What the task requires →
In the records below, some lines contain the word "elevation". Copy each of them.

+--

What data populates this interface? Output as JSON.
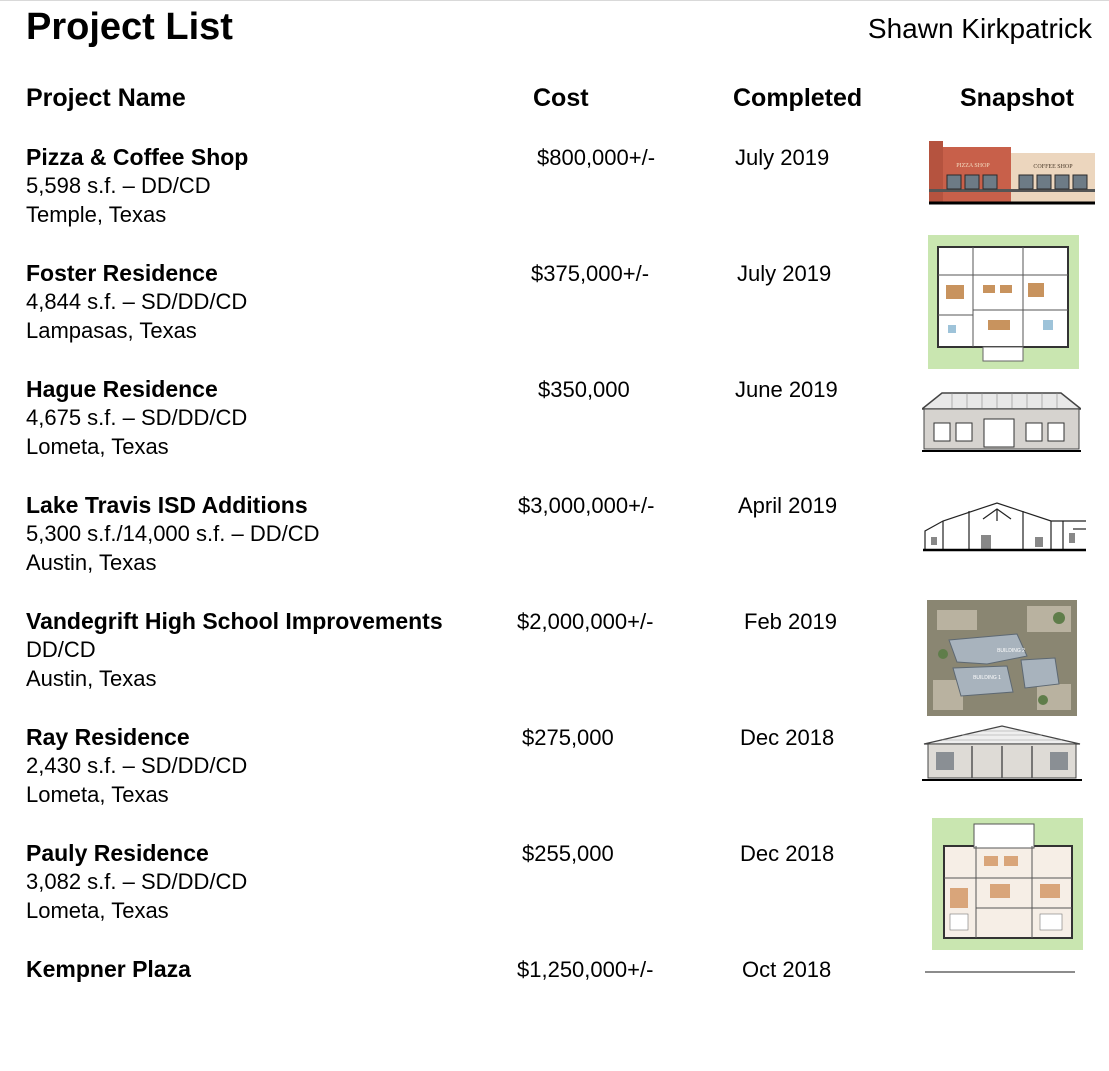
{
  "page": {
    "title": "Project List",
    "author": "Shawn Kirkpatrick"
  },
  "columns": {
    "name": "Project Name",
    "cost": "Cost",
    "completed": "Completed",
    "snapshot": "Snapshot"
  },
  "projects": [
    {
      "name": "Pizza & Coffee Shop",
      "area": "5,598 s.f. – DD/CD",
      "location": "Temple, Texas",
      "cost": "$800,000+/-",
      "completed": "July 2019",
      "snapshot": "storefront-elevation",
      "sign_left": "PIZZA SHOP",
      "sign_right": "COFFEE SHOP"
    },
    {
      "name": "Foster Residence",
      "area": "4,844 s.f. – SD/DD/CD",
      "location": "Lampasas, Texas",
      "cost": "$375,000+/-",
      "completed": "July 2019",
      "snapshot": "floor-plan"
    },
    {
      "name": "Hague Residence",
      "area": "4,675 s.f. – SD/DD/CD",
      "location": "Lometa, Texas",
      "cost": "$350,000",
      "completed": "June 2019",
      "snapshot": "house-elevation"
    },
    {
      "name": "Lake Travis ISD Additions",
      "area": "5,300 s.f./14,000 s.f. – DD/CD",
      "location": "Austin, Texas",
      "cost": "$3,000,000+/-",
      "completed": "April 2019",
      "snapshot": "building-section"
    },
    {
      "name": "Vandegrift High School Improvements",
      "area": "DD/CD",
      "location": "Austin, Texas",
      "cost": "$2,000,000+/-",
      "completed": "Feb 2019",
      "snapshot": "aerial-site-plan",
      "site_label_1": "BUILDING 2",
      "site_label_2": "BUILDING 1"
    },
    {
      "name": "Ray Residence",
      "area": "2,430 s.f. – SD/DD/CD",
      "location": "Lometa, Texas",
      "cost": "$275,000",
      "completed": "Dec 2018",
      "snapshot": "house-elevation"
    },
    {
      "name": "Pauly Residence",
      "area": "3,082 s.f. – SD/DD/CD",
      "location": "Lometa, Texas",
      "cost": "$255,000",
      "completed": "Dec 2018",
      "snapshot": "floor-plan"
    },
    {
      "name": "Kempner Plaza",
      "area": "",
      "location": "",
      "cost": "$1,250,000+/-",
      "completed": "Oct 2018",
      "snapshot": "elevation"
    }
  ],
  "colors": {
    "text": "#000000",
    "brick": "#c8604a",
    "stucco": "#ecd6be",
    "plan_green": "#c9e6b0",
    "aerial": "#8a8672"
  }
}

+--

Output below →
      "snapshot": "storefront-elevation",
      "snapshot": "house-elevation"
      "snapshot": "house-elevation"
      "snapshot": "elevation"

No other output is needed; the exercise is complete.